Of all the vape pens in the world, these 5 are the best

Vaping concentrates has become significantly more popular, especially among those that use cannabis for medicinal purposes. But don’t use just any vape pen: we found these five devices to be our favorites in 2018.

The HoloLens 2 will be announced at MWC. Here's what we know about it so far

The HoloLens 2 is ripe for an announcement. Here's what Microsoft has revealed so far, what's likely in store for the next generation HoloLens, and everything that we know about this mixed reality headset.
Emerging Tech

Awesome Tech You Can’t Buy Yet: Grow veggies indoors and shower more efficiently

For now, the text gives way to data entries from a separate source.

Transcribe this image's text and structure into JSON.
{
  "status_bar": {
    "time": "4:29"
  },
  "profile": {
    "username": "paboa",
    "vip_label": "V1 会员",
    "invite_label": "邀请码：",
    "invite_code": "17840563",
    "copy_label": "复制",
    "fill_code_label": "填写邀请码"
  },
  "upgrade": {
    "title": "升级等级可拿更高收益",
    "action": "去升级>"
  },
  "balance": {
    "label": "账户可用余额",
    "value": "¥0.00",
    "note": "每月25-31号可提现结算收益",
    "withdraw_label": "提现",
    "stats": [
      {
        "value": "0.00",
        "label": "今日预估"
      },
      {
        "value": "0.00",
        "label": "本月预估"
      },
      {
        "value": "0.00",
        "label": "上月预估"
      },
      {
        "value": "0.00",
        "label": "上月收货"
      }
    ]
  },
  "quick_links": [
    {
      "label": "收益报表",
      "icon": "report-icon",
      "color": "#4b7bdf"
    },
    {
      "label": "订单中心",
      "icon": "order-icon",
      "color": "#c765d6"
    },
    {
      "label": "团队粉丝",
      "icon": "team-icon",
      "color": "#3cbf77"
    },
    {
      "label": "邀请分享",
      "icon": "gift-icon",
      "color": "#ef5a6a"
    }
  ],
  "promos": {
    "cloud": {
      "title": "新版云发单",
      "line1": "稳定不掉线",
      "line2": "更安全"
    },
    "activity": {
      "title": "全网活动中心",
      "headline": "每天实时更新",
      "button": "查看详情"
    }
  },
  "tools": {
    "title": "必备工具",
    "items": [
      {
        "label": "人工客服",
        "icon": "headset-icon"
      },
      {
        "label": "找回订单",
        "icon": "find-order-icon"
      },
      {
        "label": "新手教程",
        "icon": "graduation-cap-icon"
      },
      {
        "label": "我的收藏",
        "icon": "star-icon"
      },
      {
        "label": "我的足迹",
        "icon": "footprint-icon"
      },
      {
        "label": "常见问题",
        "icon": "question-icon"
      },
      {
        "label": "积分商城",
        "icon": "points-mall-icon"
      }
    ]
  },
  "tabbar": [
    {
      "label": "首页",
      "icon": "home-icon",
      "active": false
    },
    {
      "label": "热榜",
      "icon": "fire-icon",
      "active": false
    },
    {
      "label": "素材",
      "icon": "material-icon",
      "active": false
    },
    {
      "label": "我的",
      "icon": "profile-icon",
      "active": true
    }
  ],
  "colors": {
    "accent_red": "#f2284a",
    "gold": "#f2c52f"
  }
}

Check out our roundup of the best new crowdfunding projects and product announcements that hit the web this week. You may not be able to buy this stuff yet, but it sure is fun to gawk!
Emerging Tech

A river of stars one billion years old flows across the southern sky

Astronomers have identified a river of stars flowing across our galaxy and covering most of the southern sky. The estimated 4000 stars that comprise the stream were born together and have been moving together for the last one billion years.
Emerging Tech

Descending at an angle could be key to landing heavier craft on Mars

Landing on Mars is a challenge: The heavier the craft, the more difficult a safe landing becomes. Scientists propose using retropropulsion engines and angling the craft to create a pressure differential to land heavier crafts in the future.
Emerging Tech

Ant-inspired walking robot navigates without GPS by using polarized light

What do you get if you cross Boston Dynamics and Ant-Man? You get Antbot, a robot from the French National Center for Scientific Research (CNRS) which uses ant-like navigation to move around without the aid of GPS.
Emerging Tech

InSight’s heat probe will dig 16 feet beneath the surface of Mars

New images from NASA's InSight mission to Mars have confirmed that the lander succeeded in setting the Heat Flow and Physical Properties Package instrument onto the surface, from where a self-hammering spike will burrow downwards.
Emerging Tech

White spots on Ceres are evidence of ancient ice volcanoes erupting

Scientists are pouring over data collected by NASA's Dawn mission to learn about the dwarf planet Ceres and the bright white spots observed at the bottom of impact craters. They believe that these spots are evidence of ice volcanoes.
Emerging Tech

NASA to launch SPHEREx mission to investigate the origins of our universe

NASA is launching an ambitious mission to map the entire sky to understand the origins of the universe. The Spectro-Photometer for the History of the Universe, Epoch of Reionization and Ices Explorer (SPHEREx) mission will launch in 2023.
Emerging Tech

Probes exploring Earth’s hazardous radiation belts enter final phase of life

The Van Allen probes have been exploring the radiation belts around Earth for seven years. Now the probes are moving into the final phase of their exploration, coming closer to Earth to gather more data before burning up in the atmosphere.